A common form of ingesting heroin is injecting it with the use of a hypodermic needle and latex tourniquet. This type of use is often referred to as “slamming”, “banging”, “shooting up” or “mainlining”. The users will dissolve the heroin by usually adding some type of acid. Addicts normally tend to inject in the most accessible veins which are found in the arms, but as these veins collapse over time, through damage caused by the acid. This causes scarring from infection in the shooting sites and shows up as what is commonly referred to as “track marks”. The dose of heroin used for recreational purposes is dependant on the frequency and level of use, thus a first-time user may use between 5 and 20 mg, while an addict may require several hundred mg per day.
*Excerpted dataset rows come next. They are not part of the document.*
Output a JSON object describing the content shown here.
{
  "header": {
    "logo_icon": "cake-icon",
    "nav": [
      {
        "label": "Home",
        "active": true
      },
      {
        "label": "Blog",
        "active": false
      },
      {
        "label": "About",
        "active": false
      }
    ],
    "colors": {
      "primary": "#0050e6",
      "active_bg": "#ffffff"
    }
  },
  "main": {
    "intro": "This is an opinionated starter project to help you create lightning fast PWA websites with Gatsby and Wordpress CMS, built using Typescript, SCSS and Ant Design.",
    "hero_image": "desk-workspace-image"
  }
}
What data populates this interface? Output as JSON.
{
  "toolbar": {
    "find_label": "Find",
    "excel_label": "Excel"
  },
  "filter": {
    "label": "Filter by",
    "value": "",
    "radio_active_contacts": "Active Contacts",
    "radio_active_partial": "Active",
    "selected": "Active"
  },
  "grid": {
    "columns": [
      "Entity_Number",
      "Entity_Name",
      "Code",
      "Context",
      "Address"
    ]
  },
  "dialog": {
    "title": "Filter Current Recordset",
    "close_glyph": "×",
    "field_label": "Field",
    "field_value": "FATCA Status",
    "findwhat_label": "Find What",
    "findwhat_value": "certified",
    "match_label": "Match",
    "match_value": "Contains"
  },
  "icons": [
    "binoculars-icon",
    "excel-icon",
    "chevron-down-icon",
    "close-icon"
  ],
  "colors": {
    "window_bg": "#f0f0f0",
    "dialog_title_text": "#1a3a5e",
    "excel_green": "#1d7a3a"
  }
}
Users will often resort to sharing dirty needles which often transmits blood-borne disease such as HIV and hepatitis.Smoking Heroin
Smoking heroin refers to vaporizing it to inhale the resulting fumes, not burning it to inhale the resulting smoke. It is commonly smoked in glass pipes made from glass pyrex tubes and light bulbs. It can also be smoked off aluminium foil, which is heated underneath by a flame. This method is also known as “free basing” or “chasing the dragon”.Snorting Heroin
Another popular way to take heroin is snorting, where a user crushes the heroin into a fine powder and then sharply inhales it usually with a straw or a rolled up dollar bill, similar to cocaine. Once it is in your nose the heroin is absorbed through the soft tissue in the mucous membrane and straight into the bloodstream. This obviously creates a fast intense rush and onset of the high for the user. This method is sometimes preferred by users who do not want to use a hypodermic needle, but still want to experience a fast onset of a rush.Eating Heroin
Taking heroin orally is less popular among recreational drug users because the high is much less intense as there is little to no “rush”, and the effects are less potent. But it is still common in some countries for users to keep a patch of heroin in the inside of their lip much like how people in the United States use tobacco dip.International Heroin Trafficking
Traffic is heavy worldwide, with the biggest producer being Afghanistan. According to recent surveys, Afghanistan accounts for over 85 percent of the world’s production of opium. It should also be noted that Afghan opium is also estimated to kill around 100,000 people annually. At present, opium poppies are mostly grown in Afghanistan, Pakistan and in Southeast Asia, in the region known as the Golden Triangle straddling Myanmar, Thailand, Vietnan, Laos, and Yunnan province in China. There is also cultivation of opium poppies in the Sinaloa region of Mexico and in Columbia. The majority of the heroin consumed in the United States comes from Mexico and Columbia. Conviction for trafficking heroin carries the death penalty in most of Southeast Asia, East Asia, and the Middle East.